The petition about the worsening of cycling on the London Road has now passed 1200 and will be debated at Council on Tuesday 18th February. However cycling representatives took the opportunity to present to Cabinet on Wednesday 12th February. I also made a presentation to Cabinet in more general terms about cycling issues on our roads. You can read this presentation below:
This administration has done much to promote off road cycling – support for Two Tunnels, the Odd Down circuit, Batheaston bridge, but if for instance the soon to be implemented “on street” hire bikes are to be successful our streets must be made more cycle friendly.
It is in “on street” facilities that investment is needed. It is not enough to point to money invested in off road routes and ignore the dangers to people riding bikes on our roads every day.
The London Road issue is just one of the areas where the safety of people riding bikes is very poor. I will not repeat what has already been said, but I hope the cabinet will look closely at the options put forward by officers and choose the one that is best for safety of cyclists. My own preference is not on the list, but would be for a bus lane all the way in from the Batheaston roundabout to the Cleveland Bridge.
The potential increase in journeys by bike in Bath is through general riding into and out of the city every day and that is mostly on our roads. I note too that Sustrans are looking at routes and links across the council area. Many of the improvements that Sustrans will recommend will be on road.

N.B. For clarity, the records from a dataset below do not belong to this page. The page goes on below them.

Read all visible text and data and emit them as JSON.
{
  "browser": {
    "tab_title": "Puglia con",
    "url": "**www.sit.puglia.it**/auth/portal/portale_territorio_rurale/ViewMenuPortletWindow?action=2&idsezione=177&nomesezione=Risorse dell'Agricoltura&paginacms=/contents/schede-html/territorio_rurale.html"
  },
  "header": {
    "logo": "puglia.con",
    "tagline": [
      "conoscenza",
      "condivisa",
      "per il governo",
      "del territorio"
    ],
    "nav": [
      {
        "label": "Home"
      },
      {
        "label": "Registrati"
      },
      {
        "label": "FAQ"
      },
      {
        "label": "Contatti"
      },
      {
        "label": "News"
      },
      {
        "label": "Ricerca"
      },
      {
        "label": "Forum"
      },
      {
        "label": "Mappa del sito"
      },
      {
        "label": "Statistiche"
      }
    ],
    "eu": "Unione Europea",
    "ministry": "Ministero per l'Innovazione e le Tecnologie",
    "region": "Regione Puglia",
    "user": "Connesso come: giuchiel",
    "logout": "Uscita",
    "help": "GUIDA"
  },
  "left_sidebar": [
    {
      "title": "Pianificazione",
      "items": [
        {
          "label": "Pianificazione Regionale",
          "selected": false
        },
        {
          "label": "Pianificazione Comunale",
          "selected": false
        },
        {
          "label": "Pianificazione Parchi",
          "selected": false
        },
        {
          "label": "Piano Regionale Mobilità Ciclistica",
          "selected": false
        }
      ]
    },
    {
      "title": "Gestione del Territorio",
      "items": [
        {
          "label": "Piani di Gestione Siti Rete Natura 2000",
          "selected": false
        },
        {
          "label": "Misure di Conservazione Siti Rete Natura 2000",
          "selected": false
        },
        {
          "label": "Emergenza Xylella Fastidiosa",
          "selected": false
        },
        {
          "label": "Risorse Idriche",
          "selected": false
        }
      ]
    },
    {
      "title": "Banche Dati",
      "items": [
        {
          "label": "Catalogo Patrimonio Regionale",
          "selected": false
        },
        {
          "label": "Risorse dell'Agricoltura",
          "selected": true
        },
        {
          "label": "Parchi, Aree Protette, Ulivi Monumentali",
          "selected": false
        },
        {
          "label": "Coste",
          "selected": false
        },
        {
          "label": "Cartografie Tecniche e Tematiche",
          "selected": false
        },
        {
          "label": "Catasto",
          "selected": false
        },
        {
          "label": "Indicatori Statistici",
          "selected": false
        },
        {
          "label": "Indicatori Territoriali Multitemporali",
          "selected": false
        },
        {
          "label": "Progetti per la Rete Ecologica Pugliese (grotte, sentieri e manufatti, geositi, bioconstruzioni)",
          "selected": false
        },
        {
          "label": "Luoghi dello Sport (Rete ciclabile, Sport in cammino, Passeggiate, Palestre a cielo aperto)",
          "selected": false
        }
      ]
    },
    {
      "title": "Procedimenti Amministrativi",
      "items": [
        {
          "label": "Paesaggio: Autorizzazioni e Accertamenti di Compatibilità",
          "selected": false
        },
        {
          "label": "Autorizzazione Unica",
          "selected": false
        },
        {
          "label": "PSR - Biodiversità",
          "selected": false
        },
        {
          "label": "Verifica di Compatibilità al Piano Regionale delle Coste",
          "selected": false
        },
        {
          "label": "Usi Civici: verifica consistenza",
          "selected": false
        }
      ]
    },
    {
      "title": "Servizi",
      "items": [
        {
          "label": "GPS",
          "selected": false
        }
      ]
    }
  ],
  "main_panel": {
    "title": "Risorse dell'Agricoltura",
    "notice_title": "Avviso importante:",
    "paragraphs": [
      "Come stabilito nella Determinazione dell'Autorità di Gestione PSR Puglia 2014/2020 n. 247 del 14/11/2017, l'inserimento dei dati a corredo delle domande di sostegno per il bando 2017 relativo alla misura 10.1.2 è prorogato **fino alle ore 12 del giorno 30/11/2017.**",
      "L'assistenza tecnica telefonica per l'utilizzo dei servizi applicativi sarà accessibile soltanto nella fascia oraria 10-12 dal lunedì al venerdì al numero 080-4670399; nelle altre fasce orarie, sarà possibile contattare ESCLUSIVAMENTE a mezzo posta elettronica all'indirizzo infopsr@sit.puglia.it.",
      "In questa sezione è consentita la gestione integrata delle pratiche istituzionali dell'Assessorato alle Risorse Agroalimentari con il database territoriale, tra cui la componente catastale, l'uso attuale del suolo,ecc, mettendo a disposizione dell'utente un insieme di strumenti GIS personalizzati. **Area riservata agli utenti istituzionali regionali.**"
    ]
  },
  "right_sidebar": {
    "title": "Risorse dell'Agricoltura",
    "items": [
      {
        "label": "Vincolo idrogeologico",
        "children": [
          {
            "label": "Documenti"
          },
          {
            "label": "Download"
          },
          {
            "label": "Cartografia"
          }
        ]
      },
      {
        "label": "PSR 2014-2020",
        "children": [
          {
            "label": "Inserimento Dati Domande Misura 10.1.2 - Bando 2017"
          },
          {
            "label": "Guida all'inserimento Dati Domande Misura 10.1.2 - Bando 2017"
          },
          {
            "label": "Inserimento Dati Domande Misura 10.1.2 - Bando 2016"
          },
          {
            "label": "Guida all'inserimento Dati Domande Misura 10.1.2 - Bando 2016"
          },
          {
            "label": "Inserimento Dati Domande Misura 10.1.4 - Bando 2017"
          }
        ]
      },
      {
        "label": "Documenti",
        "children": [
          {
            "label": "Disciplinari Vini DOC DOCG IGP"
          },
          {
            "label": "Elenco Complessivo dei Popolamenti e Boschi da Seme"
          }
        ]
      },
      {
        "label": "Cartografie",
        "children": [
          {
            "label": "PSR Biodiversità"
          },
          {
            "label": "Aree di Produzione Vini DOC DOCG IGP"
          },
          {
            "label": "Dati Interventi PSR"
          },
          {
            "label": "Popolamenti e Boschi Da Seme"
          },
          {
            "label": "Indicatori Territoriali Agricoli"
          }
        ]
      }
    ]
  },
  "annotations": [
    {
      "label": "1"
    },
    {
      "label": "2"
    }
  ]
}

If we are to make streets safer for people on bikes it is inevitable that space will have to be taken from motor vehicles. The Cabinet must not shy away from this. For the long term benefits of reduction in pollution and congestion, better health and addressing climate change, they must be brave enough to reallocate road space. It is no longer acceptable to put “traffic flow” as the top priority.
In the 2014/15 budget we propose to spend nearly £10m on roads and in addition this year an extra £2m, so road repair and maintenance could be said to indirectly affect cycling, yet none of this goes into cycling infrastructure such as advance stop lines, protected (or even unprotected) cycle lanes and there is no reallocation of road space to cyclists. People on bikes are expected to mix it with motor vehicles or get off their bikes.
I will leave you with a quote from an architect who has worked on cycling strategies in Continental Europe, London and New York.
Jan Gehl, writing in cycling weekly said:
“In the UK the focus on smoothing traffic flows has left everyone else at the margins.”
It is time that people riding bikes were brought in from the margins.